Eight years ago I was on my way to Cairo, Egypt, to observe a program developed by a Christian Egyptian physician who recognized a dire need for boys to learn to respect girls and for girls to learn to respect themselves. It is a culture where abuse of all kinds against women and girls is both exceedingly common and silently tolerated, where abuse is automatically assumed to be the fault of the woman…or young girl…or baby girl. Where family honor and silence are more important than a daughter.
The program was proving to be amazingly successful. So much so that many public schools in Egypt were including it along with their classroom study.

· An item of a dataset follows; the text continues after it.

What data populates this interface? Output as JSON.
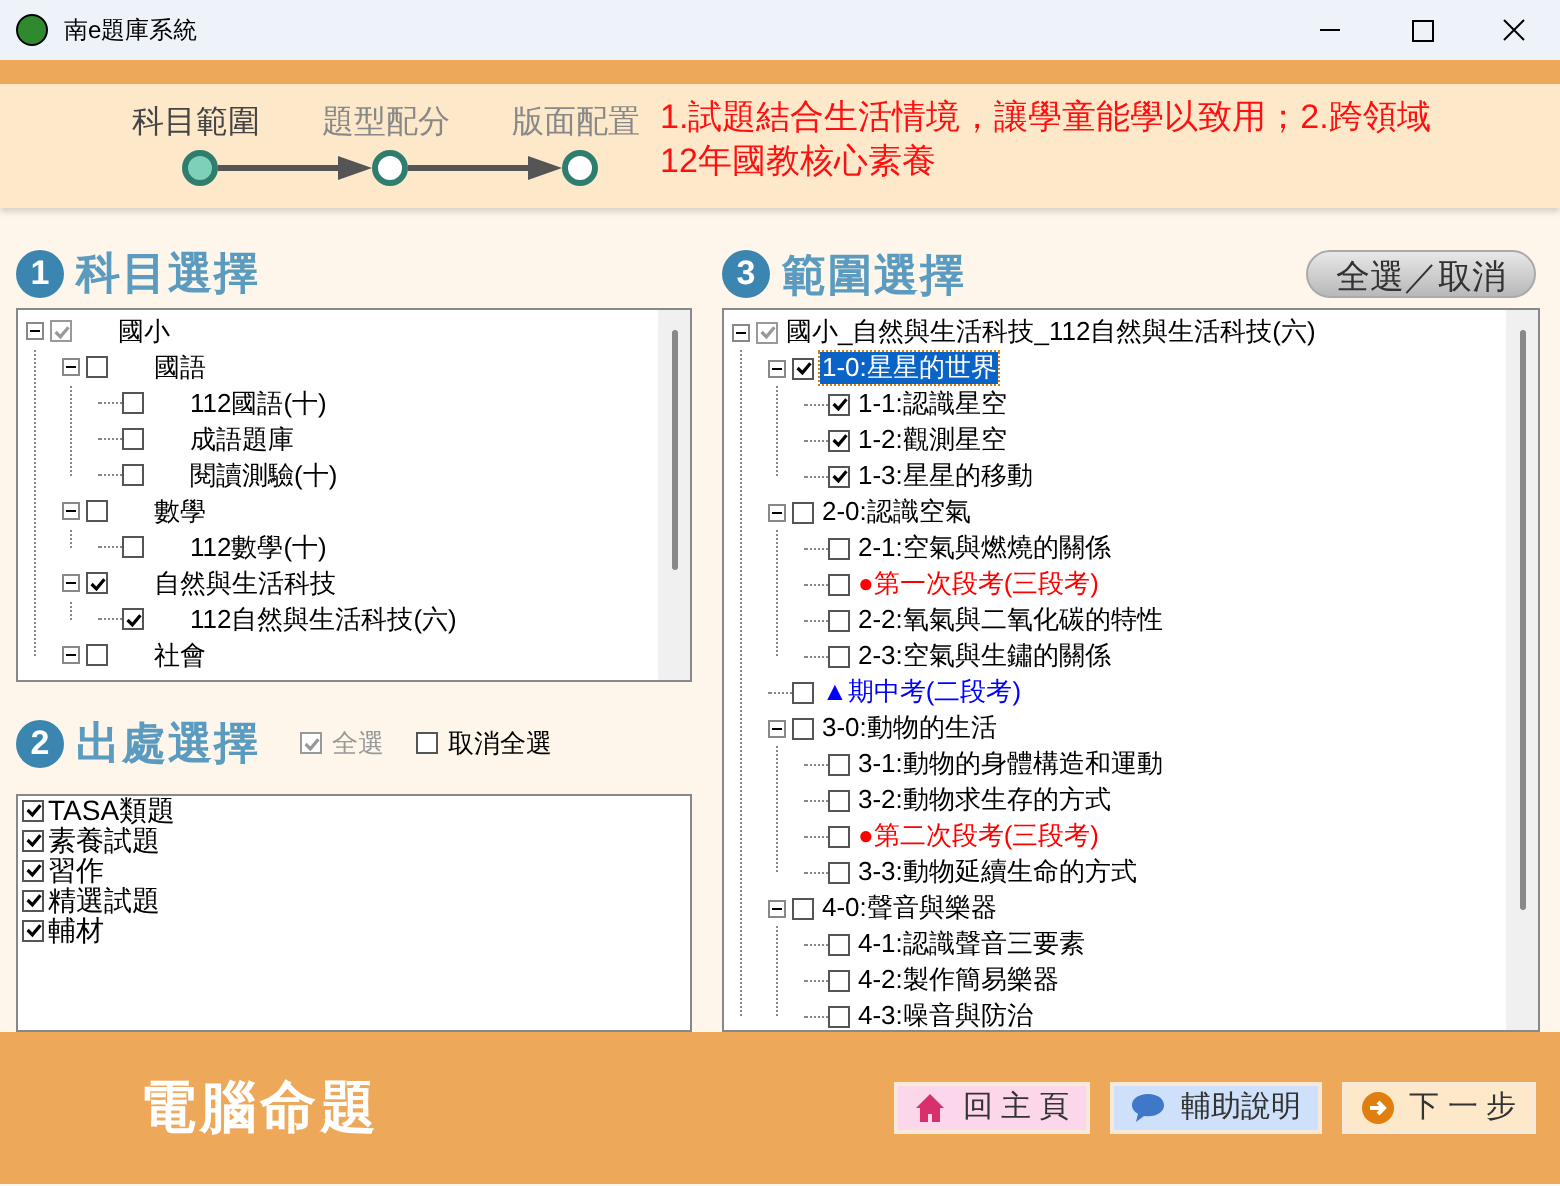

Flying over, I sat next to an Egyptian woman who spent half her time in Southern California and half in Cairo. I had just started to tell her about the program when we arrived in Dubai for a three hour layover. She told me she was a psychologist and wanted to hear more, so we sat in the airport and discussed it. At that time, 10,000 girls and boys had gone through the program. The goal was to increase the number by 15,000 each year.
Three hours later, when the plane to Cairo was announced, a pretty thirteen-year-old girl with huge brown eyes who had been sitting close by came over and shyly stood beside me. I smiled and said hello. She said, “Will you come to Syria, too?” I asked her what she meant. She said, “I’m from Aleppo, in Syria, and we have those problems too. I want to learn how to say no. Will you come to Aleppo and teach us?”
I said I was sorry, but I couldn’t. And I didn’t
Today Aleppo is in flames. The people who are still there are running for their lives. No one is talking about plain old abuse anymore. They’re talking about their prospects of living to see another day.
That girl would be twenty-one now. But every evening when I watch the news, I think of that lovely young girl with the huge brown eyes, and I cry.
“Hope is a waking dream.”